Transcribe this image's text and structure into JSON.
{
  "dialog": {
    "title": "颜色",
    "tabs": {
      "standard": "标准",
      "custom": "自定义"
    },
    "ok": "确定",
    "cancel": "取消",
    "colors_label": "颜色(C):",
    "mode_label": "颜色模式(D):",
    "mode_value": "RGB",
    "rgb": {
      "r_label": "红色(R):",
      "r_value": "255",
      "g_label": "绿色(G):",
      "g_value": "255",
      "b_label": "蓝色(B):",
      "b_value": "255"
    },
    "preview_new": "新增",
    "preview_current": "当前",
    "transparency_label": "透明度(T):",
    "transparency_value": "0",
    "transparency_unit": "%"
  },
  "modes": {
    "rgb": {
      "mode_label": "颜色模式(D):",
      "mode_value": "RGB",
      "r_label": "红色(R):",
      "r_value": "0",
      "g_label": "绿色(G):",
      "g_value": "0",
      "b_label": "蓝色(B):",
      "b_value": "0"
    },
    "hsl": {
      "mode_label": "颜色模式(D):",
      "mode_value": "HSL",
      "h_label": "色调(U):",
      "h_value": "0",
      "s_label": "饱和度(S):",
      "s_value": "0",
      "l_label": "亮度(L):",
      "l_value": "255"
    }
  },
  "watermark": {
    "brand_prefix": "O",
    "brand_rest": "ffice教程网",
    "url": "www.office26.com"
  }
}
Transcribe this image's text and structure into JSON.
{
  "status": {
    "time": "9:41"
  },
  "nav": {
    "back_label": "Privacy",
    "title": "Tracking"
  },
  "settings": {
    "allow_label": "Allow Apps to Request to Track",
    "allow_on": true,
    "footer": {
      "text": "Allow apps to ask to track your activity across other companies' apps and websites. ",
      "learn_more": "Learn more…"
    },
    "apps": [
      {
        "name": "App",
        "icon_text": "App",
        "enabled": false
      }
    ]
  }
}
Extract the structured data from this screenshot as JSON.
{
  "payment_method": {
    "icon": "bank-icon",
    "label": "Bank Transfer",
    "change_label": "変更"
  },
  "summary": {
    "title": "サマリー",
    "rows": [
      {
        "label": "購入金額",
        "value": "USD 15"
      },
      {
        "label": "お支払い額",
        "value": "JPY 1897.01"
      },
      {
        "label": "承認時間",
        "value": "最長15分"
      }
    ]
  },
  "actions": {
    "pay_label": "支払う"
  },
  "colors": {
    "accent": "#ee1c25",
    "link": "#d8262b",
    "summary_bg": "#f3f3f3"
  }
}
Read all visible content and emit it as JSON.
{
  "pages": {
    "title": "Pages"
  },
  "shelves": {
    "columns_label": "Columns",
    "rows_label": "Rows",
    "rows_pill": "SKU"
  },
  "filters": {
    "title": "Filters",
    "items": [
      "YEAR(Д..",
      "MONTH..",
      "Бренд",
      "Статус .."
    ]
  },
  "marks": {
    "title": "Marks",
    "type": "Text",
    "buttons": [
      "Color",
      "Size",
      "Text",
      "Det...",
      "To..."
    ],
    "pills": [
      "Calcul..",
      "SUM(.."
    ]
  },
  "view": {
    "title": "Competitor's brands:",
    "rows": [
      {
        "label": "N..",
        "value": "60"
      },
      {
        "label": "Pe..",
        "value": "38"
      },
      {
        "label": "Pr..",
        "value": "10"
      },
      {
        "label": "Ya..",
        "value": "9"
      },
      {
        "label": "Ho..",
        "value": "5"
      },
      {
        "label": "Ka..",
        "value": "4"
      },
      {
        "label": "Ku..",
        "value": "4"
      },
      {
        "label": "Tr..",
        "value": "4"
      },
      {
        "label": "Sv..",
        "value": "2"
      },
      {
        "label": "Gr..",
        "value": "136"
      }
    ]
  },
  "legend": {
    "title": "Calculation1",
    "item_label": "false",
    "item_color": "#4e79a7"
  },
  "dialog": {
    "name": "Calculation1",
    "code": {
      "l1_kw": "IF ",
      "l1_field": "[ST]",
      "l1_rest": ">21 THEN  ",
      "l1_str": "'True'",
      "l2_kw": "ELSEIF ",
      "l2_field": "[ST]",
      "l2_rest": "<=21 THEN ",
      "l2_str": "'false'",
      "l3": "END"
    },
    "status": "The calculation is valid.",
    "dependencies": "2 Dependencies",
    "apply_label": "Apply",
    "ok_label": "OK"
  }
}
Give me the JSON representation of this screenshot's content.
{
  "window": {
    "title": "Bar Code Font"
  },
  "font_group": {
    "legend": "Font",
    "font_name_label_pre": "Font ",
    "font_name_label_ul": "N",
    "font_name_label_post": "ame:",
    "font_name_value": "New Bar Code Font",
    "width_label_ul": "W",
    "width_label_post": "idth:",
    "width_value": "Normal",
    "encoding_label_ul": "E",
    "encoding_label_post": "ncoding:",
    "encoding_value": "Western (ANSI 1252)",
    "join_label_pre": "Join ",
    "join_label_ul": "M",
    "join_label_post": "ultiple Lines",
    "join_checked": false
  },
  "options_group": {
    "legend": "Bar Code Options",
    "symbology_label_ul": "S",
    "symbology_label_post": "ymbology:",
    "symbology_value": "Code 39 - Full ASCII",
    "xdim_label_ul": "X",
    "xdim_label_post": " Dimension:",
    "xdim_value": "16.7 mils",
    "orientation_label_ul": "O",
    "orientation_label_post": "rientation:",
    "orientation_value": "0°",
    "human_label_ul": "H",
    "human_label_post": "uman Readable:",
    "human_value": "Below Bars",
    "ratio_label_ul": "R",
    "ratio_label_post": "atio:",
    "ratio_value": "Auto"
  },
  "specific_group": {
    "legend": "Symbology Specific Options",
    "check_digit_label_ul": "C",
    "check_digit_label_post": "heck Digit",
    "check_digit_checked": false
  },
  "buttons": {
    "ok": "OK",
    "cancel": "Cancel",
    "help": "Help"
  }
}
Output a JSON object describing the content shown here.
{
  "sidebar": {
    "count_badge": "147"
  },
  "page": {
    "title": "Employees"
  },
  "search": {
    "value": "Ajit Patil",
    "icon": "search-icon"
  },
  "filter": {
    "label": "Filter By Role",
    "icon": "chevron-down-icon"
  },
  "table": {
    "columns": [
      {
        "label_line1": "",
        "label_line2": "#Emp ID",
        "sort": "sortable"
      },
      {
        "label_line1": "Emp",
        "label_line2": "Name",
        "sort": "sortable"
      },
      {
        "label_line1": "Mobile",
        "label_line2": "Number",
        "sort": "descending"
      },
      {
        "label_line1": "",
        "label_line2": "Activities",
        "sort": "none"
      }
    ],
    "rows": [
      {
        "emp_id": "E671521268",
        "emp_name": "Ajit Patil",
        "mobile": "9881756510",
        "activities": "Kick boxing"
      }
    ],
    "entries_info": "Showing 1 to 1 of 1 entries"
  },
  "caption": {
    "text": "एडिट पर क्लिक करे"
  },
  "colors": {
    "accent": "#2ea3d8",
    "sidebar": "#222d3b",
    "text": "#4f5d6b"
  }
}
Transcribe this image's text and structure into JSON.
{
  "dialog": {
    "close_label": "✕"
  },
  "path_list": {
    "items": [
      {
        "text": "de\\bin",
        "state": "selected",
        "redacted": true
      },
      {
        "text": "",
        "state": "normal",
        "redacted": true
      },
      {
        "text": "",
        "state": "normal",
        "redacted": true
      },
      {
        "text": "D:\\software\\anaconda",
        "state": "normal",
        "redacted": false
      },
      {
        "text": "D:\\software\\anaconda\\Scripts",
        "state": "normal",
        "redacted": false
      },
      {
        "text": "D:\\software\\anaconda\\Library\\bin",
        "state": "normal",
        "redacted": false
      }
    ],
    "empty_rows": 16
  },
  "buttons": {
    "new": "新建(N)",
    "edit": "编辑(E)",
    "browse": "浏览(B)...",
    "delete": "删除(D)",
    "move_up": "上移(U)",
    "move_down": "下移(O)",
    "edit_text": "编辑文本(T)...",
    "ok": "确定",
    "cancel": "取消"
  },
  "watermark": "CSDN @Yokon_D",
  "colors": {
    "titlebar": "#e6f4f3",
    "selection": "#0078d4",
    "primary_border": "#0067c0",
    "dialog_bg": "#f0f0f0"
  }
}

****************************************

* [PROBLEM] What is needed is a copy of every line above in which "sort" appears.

* [TASK RESULT]
        "sort": "sortable"
        "sort": "sortable"
        "sort": "descending"
        "sort": "none"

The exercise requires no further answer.